▶ _PROBLEM_
Each line holding the string "Evst" is to be copied from the data.

▶ _DATA FOR PROCESSING_
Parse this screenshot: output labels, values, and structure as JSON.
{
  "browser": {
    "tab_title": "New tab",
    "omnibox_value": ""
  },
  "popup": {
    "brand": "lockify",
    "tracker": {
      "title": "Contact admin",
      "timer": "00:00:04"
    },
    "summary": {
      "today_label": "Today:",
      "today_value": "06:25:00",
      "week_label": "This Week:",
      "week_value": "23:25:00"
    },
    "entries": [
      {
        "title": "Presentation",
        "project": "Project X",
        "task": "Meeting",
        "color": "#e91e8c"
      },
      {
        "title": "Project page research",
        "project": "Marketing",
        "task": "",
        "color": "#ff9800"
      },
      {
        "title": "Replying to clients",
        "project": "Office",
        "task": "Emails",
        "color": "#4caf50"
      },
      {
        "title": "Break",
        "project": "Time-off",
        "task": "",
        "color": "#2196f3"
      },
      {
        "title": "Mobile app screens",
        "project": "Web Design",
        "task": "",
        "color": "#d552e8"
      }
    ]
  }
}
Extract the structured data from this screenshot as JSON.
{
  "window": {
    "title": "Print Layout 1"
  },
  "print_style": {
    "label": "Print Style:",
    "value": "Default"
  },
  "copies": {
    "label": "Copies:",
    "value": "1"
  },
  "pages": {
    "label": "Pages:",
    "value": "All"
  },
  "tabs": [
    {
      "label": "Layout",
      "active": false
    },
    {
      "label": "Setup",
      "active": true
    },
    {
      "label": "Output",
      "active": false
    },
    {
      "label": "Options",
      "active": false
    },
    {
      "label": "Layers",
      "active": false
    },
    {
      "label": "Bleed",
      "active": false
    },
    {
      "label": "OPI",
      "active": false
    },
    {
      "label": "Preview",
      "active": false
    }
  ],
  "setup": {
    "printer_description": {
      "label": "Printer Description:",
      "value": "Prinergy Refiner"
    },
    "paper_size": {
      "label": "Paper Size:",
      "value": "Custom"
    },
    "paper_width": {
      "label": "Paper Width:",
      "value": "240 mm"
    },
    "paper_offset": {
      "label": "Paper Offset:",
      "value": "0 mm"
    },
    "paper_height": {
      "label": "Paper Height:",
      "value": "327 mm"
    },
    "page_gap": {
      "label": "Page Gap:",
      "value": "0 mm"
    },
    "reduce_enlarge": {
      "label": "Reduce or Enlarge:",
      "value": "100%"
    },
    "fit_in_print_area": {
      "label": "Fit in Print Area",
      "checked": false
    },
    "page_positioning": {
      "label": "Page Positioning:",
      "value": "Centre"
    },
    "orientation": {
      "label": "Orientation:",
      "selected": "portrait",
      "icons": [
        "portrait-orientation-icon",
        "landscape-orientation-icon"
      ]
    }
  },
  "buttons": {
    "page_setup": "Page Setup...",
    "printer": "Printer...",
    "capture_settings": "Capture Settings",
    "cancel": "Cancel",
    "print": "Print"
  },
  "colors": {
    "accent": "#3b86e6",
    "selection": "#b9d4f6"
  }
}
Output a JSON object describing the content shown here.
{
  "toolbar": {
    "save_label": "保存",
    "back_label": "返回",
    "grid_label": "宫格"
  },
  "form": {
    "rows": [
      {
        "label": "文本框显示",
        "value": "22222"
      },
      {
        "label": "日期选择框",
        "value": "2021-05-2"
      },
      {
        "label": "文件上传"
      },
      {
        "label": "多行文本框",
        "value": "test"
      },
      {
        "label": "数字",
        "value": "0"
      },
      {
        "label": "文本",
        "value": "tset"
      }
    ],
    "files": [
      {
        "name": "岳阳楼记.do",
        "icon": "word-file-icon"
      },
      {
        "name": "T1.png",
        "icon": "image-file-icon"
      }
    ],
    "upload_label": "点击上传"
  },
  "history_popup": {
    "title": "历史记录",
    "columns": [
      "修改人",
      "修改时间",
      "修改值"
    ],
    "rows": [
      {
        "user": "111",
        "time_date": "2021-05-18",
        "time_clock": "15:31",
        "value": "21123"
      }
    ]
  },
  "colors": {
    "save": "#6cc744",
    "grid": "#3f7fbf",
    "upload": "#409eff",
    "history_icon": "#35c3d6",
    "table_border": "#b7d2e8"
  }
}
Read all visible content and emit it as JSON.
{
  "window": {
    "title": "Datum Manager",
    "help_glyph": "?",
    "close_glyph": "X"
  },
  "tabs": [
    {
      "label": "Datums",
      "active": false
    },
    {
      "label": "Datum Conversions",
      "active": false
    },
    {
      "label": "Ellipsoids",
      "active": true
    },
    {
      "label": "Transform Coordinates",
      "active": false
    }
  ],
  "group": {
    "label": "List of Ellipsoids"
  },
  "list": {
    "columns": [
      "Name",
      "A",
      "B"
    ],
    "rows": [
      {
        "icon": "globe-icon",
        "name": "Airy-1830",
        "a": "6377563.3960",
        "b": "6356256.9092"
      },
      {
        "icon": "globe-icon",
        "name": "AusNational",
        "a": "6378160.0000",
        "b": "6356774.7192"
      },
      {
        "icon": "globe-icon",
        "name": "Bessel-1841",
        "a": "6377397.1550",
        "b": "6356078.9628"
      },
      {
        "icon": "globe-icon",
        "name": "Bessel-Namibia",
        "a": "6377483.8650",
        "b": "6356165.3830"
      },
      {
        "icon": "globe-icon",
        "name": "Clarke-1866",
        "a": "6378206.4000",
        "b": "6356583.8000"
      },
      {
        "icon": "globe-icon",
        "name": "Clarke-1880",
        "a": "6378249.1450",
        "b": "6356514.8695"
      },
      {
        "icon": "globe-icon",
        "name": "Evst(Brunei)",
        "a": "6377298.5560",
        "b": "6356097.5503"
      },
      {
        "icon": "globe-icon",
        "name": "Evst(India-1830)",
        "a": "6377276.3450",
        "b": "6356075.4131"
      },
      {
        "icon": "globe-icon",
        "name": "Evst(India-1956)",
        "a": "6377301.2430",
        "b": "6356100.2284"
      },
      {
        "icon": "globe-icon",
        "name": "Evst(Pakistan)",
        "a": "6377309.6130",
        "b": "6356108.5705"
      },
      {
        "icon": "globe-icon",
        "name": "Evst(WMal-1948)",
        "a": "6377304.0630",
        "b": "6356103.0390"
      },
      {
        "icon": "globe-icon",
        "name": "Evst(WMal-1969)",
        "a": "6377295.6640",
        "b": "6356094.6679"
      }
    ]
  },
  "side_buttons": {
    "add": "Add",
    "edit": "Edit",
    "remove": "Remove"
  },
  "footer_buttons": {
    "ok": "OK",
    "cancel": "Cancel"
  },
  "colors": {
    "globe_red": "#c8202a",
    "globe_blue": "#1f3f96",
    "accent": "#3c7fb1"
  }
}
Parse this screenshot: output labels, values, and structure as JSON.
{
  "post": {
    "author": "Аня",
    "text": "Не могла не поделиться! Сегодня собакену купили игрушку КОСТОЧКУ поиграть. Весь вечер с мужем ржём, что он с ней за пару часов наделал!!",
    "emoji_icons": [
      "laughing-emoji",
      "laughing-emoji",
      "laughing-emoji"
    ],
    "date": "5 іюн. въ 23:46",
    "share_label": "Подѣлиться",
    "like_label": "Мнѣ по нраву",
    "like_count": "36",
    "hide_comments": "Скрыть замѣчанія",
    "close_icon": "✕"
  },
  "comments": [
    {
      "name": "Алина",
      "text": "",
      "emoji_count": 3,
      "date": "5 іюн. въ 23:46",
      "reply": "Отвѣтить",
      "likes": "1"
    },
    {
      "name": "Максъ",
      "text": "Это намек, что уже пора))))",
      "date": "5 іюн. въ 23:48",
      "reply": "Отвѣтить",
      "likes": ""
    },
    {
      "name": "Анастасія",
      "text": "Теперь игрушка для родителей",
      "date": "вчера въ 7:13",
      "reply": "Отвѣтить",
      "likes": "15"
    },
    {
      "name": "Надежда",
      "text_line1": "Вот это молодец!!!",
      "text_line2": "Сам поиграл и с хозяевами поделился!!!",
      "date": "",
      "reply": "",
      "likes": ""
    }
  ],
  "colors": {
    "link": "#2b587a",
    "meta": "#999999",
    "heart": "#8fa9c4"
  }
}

▶ _TASK RESPONSE_
        "name": "Evst(Brunei)",
        "name": "Evst(India-1830)",
        "name": "Evst(India-1956)",
        "name": "Evst(Pakistan)",
        "name": "Evst(WMal-1948)",
        "name": "Evst(WMal-1969)",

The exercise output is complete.